Anna is in love. It is 1977 and Nouri Samedi is alluring and wonderful, sharing her beliefs about society and her passion for change. She is delighted to marry him and move with him to Iran to finally become part of a family. Leaving her Chicago home and her father, she travels to Iran with her new husband to learn a new way of life and a new culture.

Anna and Nouri know that the nation is on the brink of revolution. But their fervent belief that the country is headed for a peaceful transition to parliamentary democracy prevents them from fearing the change. Unfortunately, their beliefs prove false. Will their relationship weather the violent changes to the country led by the Ayatollah Khomeini? Will they survive the new regime?

Bitter Veil was a fascinating look into culture, preconceptions, power, belief, and the chaos that comes from revolution. Anna transitions from idealistic college student to undeceived prisoner of war. Her understanding of the world transforms as she faces the things she didn’t understand before.

The aspects of mystery Libby wove into the story brought excitement and suspense to an already tense story. I loved the way she handled the reader’s gradual understanding of the truth to craft the mystery that trapped Anna in an Iranian prison.

I love books about other cultures, and I wasn’t disappointed in this one. Details about Iranian life and culture made the story sparkle. The subject also resonates with all of the current events that deal with that area of the world. I love to understand other points of view, and I appreciate the research and care taken with the subject.

Libby didn’t leave out the important gray areas of atrocity that make them real instead of just “good guys vs. bad guys” stories. The parallels to many other nations’ revolutions and dark periods were not forgotten.

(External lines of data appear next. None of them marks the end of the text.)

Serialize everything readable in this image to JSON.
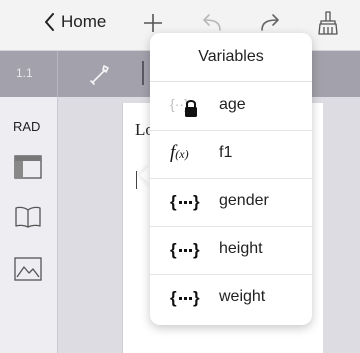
{
  "nav": {
    "back_label": "Home"
  },
  "strip": {
    "page_number": "1.1"
  },
  "sidebar": {
    "mode": "RAD"
  },
  "document": {
    "text_fragment": "Lo"
  },
  "popover": {
    "title": "Variables",
    "items": [
      {
        "name": "age",
        "icon": "locked-variable-icon"
      },
      {
        "name": "f1",
        "icon": "function-icon"
      },
      {
        "name": "gender",
        "icon": "variable-braces-icon"
      },
      {
        "name": "height",
        "icon": "variable-braces-icon"
      },
      {
        "name": "weight",
        "icon": "variable-braces-icon"
      }
    ]
  },
  "colors": {
    "strip": "#a3a1ab",
    "popover": "#ffffff",
    "background": "#e9e9ee"
  }
}
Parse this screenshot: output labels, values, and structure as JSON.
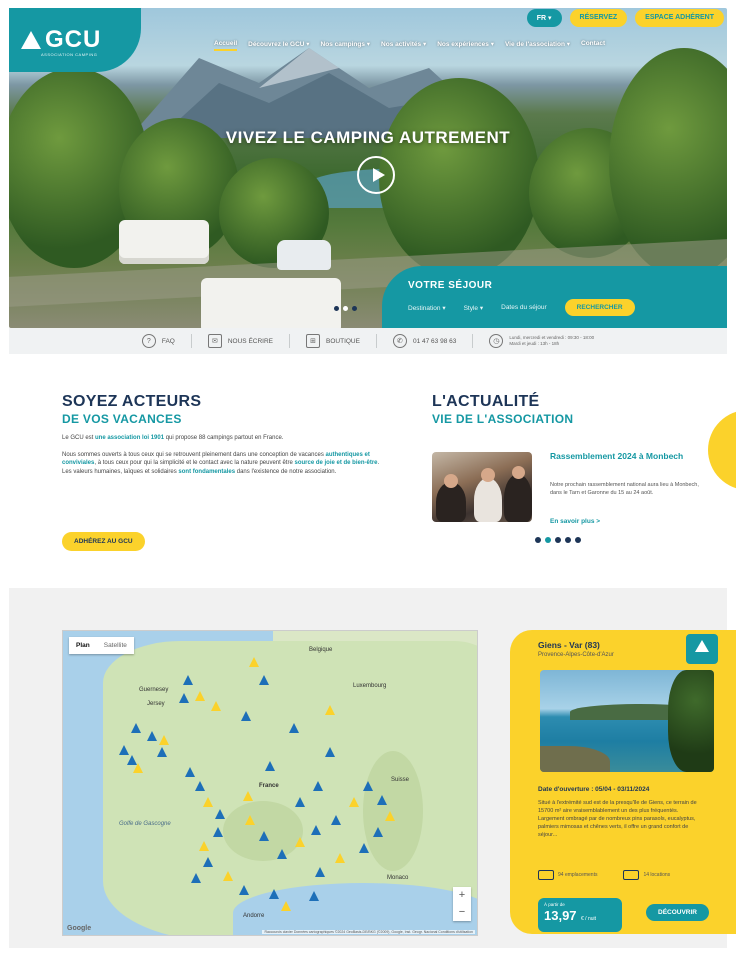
{
  "header": {
    "logo_text": "GCU",
    "logo_sub": "ASSOCIATION CAMPING",
    "lang_label": "FR ▾",
    "reserve_label": "RÉSERVEZ",
    "member_label": "ESPACE ADHÉRENT",
    "nav": [
      "Accueil",
      "Découvrez le GCU ▾",
      "Nos campings ▾",
      "Nos activités ▾",
      "Nos expériences ▾",
      "Vie de l'association ▾",
      "Contact"
    ]
  },
  "hero": {
    "title": "VIVEZ LE CAMPING AUTREMENT",
    "sejour_title": "VOTRE SÉJOUR",
    "destination": "Destination ▾",
    "style": "Style ▾",
    "dates": "Dates du séjour",
    "search_label": "RECHERCHER",
    "slide_active": 2,
    "slide_count": 3
  },
  "infobar": {
    "faq": "FAQ",
    "write": "NOUS ÉCRIRE",
    "shop": "BOUTIQUE",
    "phone": "01 47 63 98 63",
    "hours_1": "Lundi, mercredi et vendredi : 09:30 - 18:00",
    "hours_2": "Mardi et jeudi : 13h - 18h"
  },
  "acteurs": {
    "title": "SOYEZ ACTEURS",
    "subtitle": "DE VOS VACANCES",
    "p1_a": "Le GCU est ",
    "p1_b": "une association loi 1901",
    "p1_c": " qui propose 88 campings partout en France.",
    "p2_a": "Nous sommes ouverts à tous ceux qui se retrouvent pleinement dans une conception de vacances ",
    "p2_b": "authentiques et conviviales",
    "p2_c": ", à tous ceux pour qui la simplicité et le contact avec la nature peuvent être ",
    "p2_d": "source de joie et de bien-être",
    "p2_e": ". Les valeurs humaines, laïques et solidaires ",
    "p2_f": "sont fondamentales",
    "p2_g": " dans l'existence de notre association.",
    "button": "ADHÉREZ AU GCU"
  },
  "actualite": {
    "title": "L'ACTUALITÉ",
    "subtitle": "VIE DE L'ASSOCIATION",
    "card_title": "Rassemblement 2024 à Monbech",
    "card_text": "Notre prochain rassemblement national aura lieu à Monbech, dans le Tarn et Garonne du 15 au 24 août.",
    "more": "En savoir plus >",
    "slide_active": 1,
    "slide_count": 5
  },
  "map": {
    "plan": "Plan",
    "satellite": "Satellite",
    "labels": [
      "Belgique",
      "Luxembourg",
      "Guernesey",
      "Jersey",
      "France",
      "Suisse",
      "Monaco",
      "Andorre",
      "Golfe de Gascogne"
    ],
    "zoom_in": "+",
    "zoom_out": "−",
    "google": "Google",
    "footer": "Raccourcis clavier  Données cartographiques ©2024 GeoBasis-DE/BKG (©2009), Google, Inst. Geogr. Nacional  Conditions d'utilisation"
  },
  "camping": {
    "name": "Giens - Var (83)",
    "region": "Provence-Alpes-Côte-d'Azur",
    "date": "Date d'ouverture : 05/04 - 03/11/2024",
    "desc": "Situé à l'extrémité sud est de la presqu'île de Giens, ce terrain de 15700 m² aire vraisemblablement un des plus fréquentés. Largement ombragé par de nombreux pins parasols, eucalyptus, palmiers mimosas et chênes verts, il offre un grand confort de séjour...",
    "emplacements": "94 emplacements",
    "locations": "14 locations",
    "from": "À partir de",
    "price": "13,97",
    "per": "€ / nuit",
    "button": "DÉCOUVRIR"
  },
  "colors": {
    "teal": "#1598a3",
    "yellow": "#fbd22b",
    "navy": "#1d3557"
  }
}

This work was an excellent contemplation on turbulent political times and what they do to families and individuals.